→ **Brief**
Pick out and copy every line below that has the word "icon".

→ **Source material**
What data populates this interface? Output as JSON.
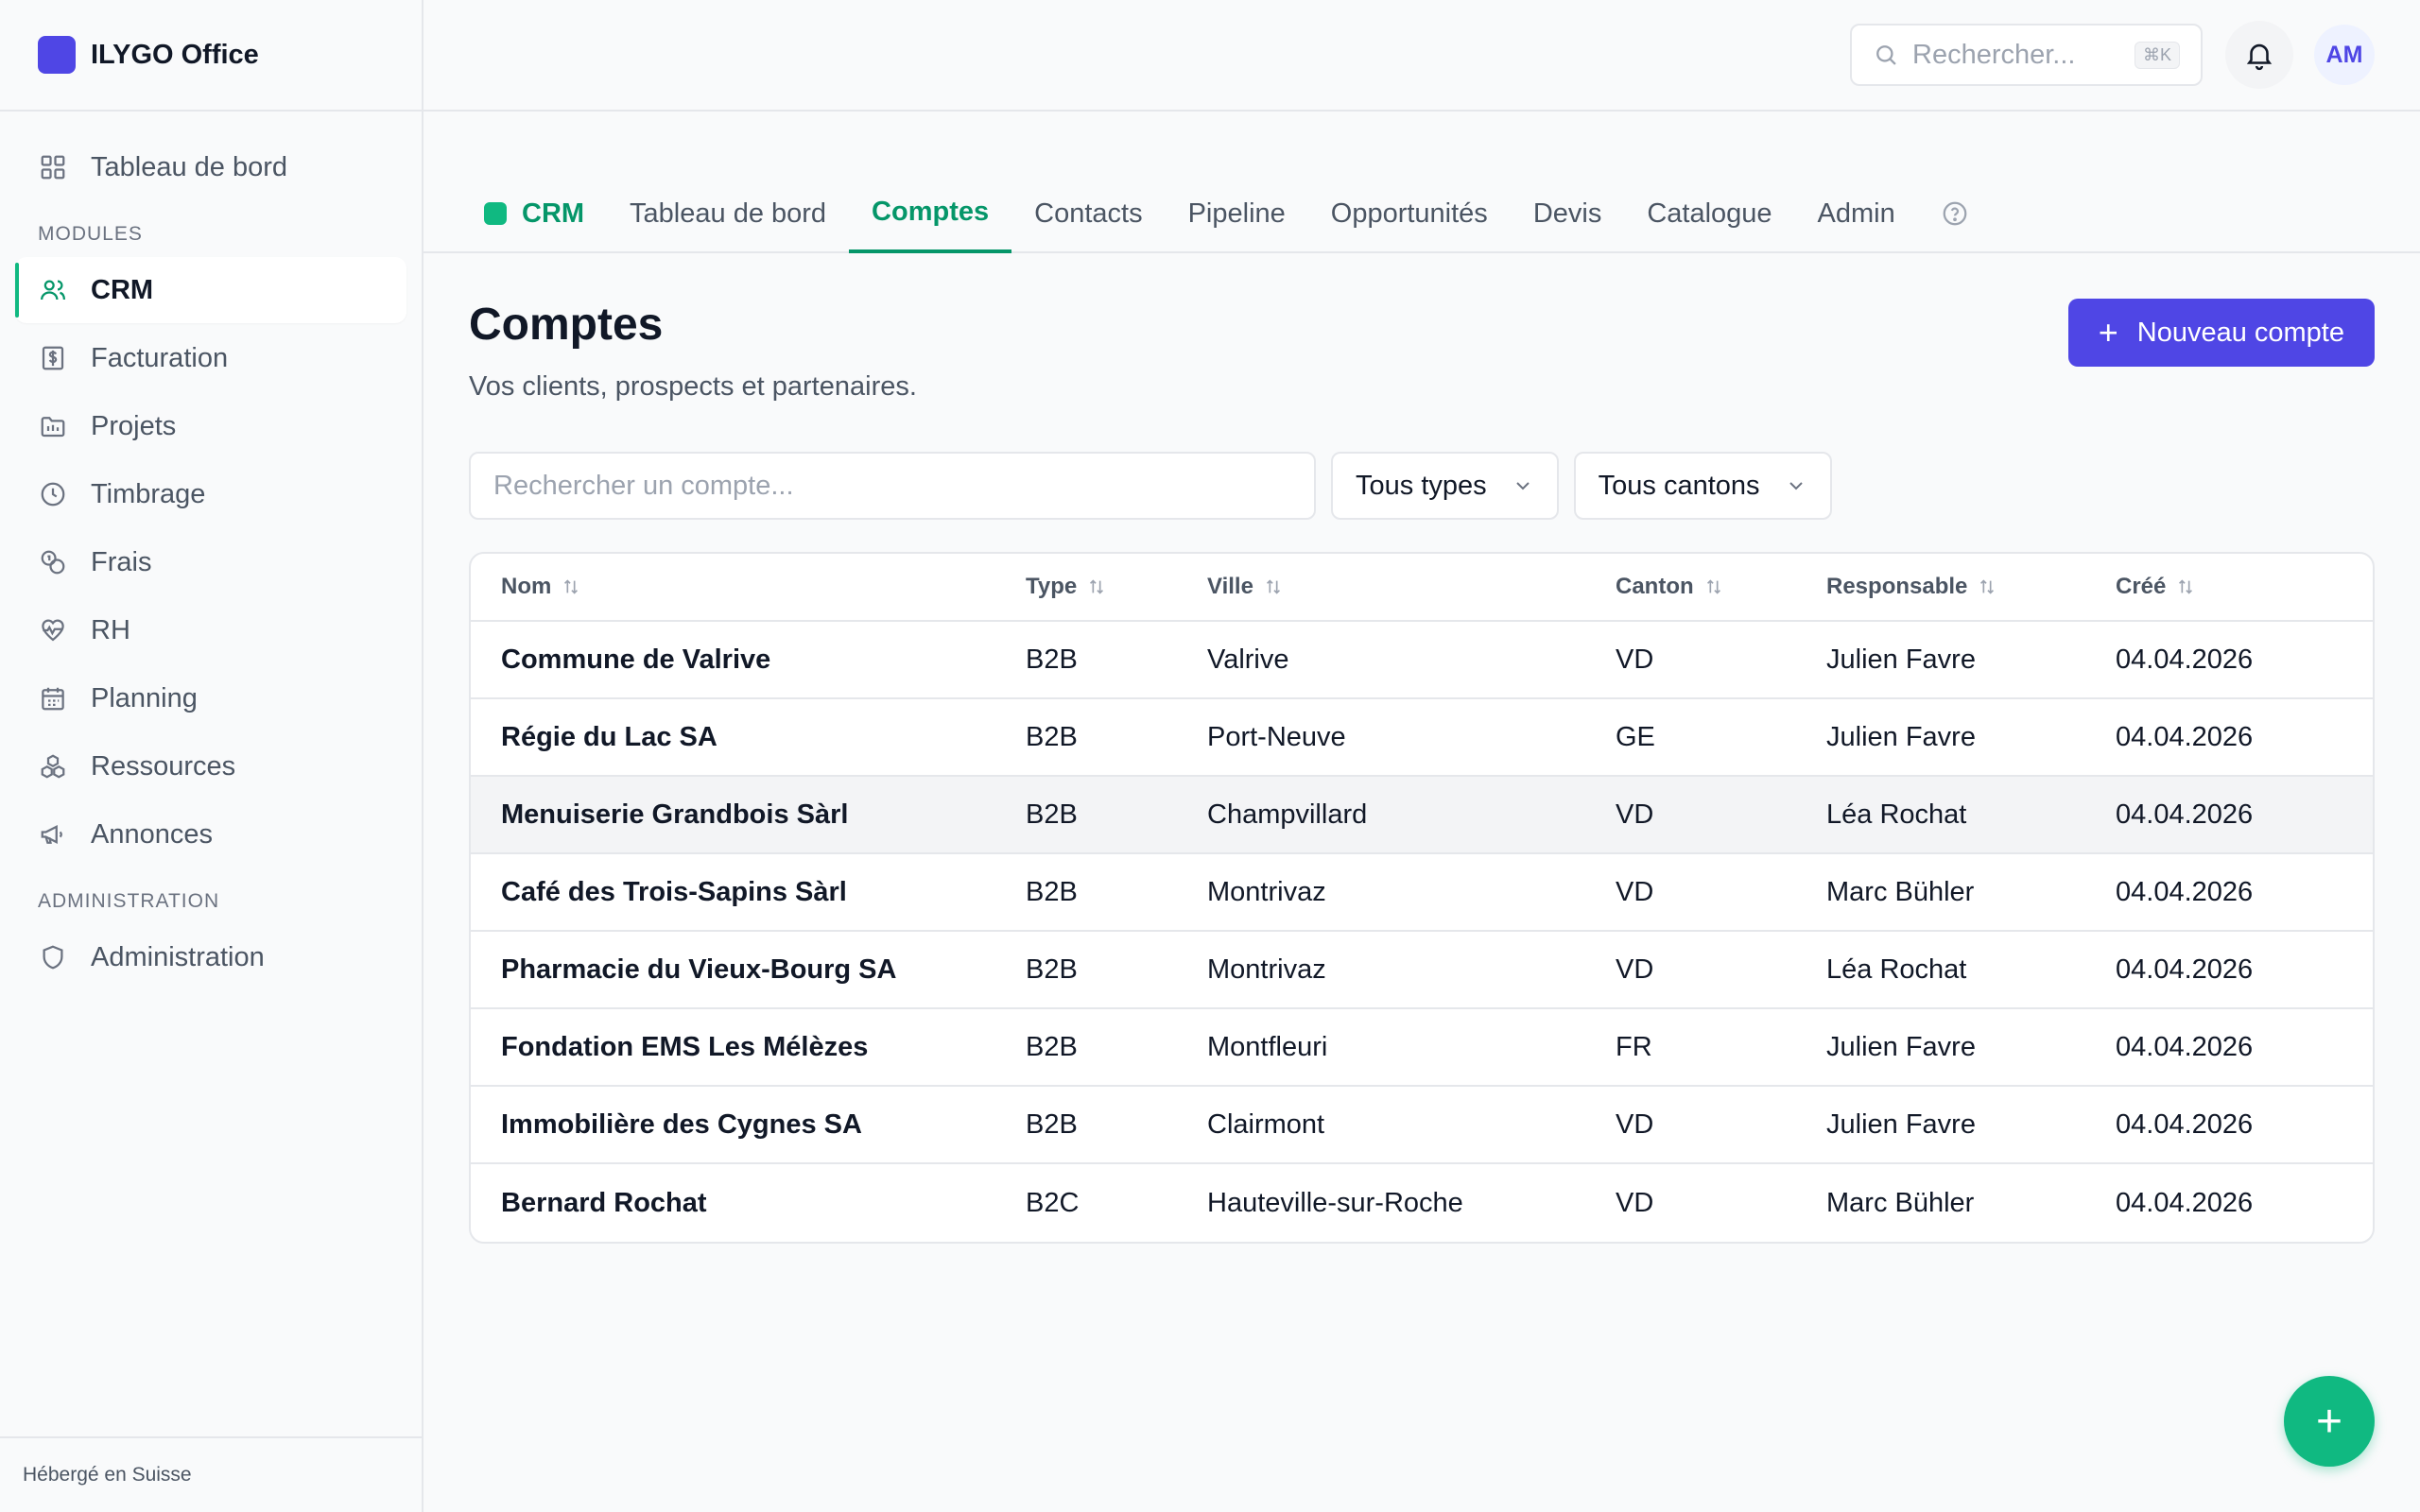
{
  "brand": {
    "name": "ILYGO Office"
  },
  "sidebar": {
    "top_item": {
      "label": "Tableau de bord",
      "icon": "dashboard-grid-icon"
    },
    "modules_label": "MODULES",
    "items": [
      {
        "label": "CRM",
        "icon": "users-icon",
        "active": true
      },
      {
        "label": "Facturation",
        "icon": "invoice-icon"
      },
      {
        "label": "Projets",
        "icon": "folder-icon"
      },
      {
        "label": "Timbrage",
        "icon": "clock-icon"
      },
      {
        "label": "Frais",
        "icon": "coins-icon"
      },
      {
        "label": "RH",
        "icon": "heart-pulse-icon"
      },
      {
        "label": "Planning",
        "icon": "calendar-icon"
      },
      {
        "label": "Ressources",
        "icon": "boxes-icon"
      },
      {
        "label": "Annonces",
        "icon": "megaphone-icon"
      }
    ],
    "admin_label": "ADMINISTRATION",
    "admin_item": {
      "label": "Administration",
      "icon": "shield-icon"
    },
    "footer": "Hébergé en Suisse"
  },
  "topbar": {
    "search_placeholder": "Rechercher...",
    "shortcut": "⌘K",
    "avatar_initials": "AM"
  },
  "tabs": {
    "module": "CRM",
    "items": [
      "Tableau de bord",
      "Comptes",
      "Contacts",
      "Pipeline",
      "Opportunités",
      "Devis",
      "Catalogue",
      "Admin"
    ],
    "active": "Comptes"
  },
  "page": {
    "title": "Comptes",
    "subtitle": "Vos clients, prospects et partenaires.",
    "new_button": "Nouveau compte"
  },
  "filters": {
    "search_placeholder": "Rechercher un compte...",
    "type_select": "Tous types",
    "canton_select": "Tous cantons"
  },
  "table": {
    "columns": [
      "Nom",
      "Type",
      "Ville",
      "Canton",
      "Responsable",
      "Créé"
    ],
    "rows": [
      [
        "Commune de Valrive",
        "B2B",
        "Valrive",
        "VD",
        "Julien Favre",
        "04.04.2026"
      ],
      [
        "Régie du Lac SA",
        "B2B",
        "Port-Neuve",
        "GE",
        "Julien Favre",
        "04.04.2026"
      ],
      [
        "Menuiserie Grandbois Sàrl",
        "B2B",
        "Champvillard",
        "VD",
        "Léa Rochat",
        "04.04.2026"
      ],
      [
        "Café des Trois-Sapins Sàrl",
        "B2B",
        "Montrivaz",
        "VD",
        "Marc Bühler",
        "04.04.2026"
      ],
      [
        "Pharmacie du Vieux-Bourg SA",
        "B2B",
        "Montrivaz",
        "VD",
        "Léa Rochat",
        "04.04.2026"
      ],
      [
        "Fondation EMS Les Mélèzes",
        "B2B",
        "Montfleuri",
        "FR",
        "Julien Favre",
        "04.04.2026"
      ],
      [
        "Immobilière des Cygnes SA",
        "B2B",
        "Clairmont",
        "VD",
        "Julien Favre",
        "04.04.2026"
      ],
      [
        "Bernard Rochat",
        "B2C",
        "Hauteville-sur-Roche",
        "VD",
        "Marc Bühler",
        "04.04.2026"
      ]
    ],
    "highlighted_row": 2
  },
  "colors": {
    "accent": "#4f46e5",
    "crm_green": "#059669",
    "fab": "#10b981"
  }
}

→ **Written response**
      "icon": "dashboard-grid-icon"
        "icon": "users-icon",
        "icon": "invoice-icon"
        "icon": "folder-icon"
        "icon": "clock-icon"
        "icon": "coins-icon"
        "icon": "heart-pulse-icon"
        "icon": "calendar-icon"
        "icon": "boxes-icon"
        "icon": "megaphone-icon"
      "icon": "shield-icon"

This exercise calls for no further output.